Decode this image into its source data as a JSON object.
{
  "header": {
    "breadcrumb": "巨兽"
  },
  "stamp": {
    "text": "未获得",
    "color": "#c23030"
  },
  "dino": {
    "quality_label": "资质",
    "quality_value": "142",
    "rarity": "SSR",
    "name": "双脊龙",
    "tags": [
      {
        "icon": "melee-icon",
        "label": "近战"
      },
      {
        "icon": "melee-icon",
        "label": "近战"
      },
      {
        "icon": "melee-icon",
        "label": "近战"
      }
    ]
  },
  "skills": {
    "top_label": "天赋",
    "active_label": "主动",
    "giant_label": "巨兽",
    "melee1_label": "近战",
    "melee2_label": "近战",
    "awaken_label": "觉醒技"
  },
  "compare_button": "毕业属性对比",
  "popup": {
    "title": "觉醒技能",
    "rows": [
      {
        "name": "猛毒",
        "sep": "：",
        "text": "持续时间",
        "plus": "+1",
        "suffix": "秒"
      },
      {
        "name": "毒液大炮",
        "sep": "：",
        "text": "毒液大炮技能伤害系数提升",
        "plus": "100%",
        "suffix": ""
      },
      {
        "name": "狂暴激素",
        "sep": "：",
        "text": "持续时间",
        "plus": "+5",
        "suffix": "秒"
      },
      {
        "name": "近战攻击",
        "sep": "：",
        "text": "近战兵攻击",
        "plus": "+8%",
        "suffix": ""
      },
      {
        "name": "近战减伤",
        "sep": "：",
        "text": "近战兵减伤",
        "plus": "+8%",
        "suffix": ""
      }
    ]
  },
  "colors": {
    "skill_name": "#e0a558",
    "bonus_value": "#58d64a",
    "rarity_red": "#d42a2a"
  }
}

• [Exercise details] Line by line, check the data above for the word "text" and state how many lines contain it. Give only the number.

• [Written response] 6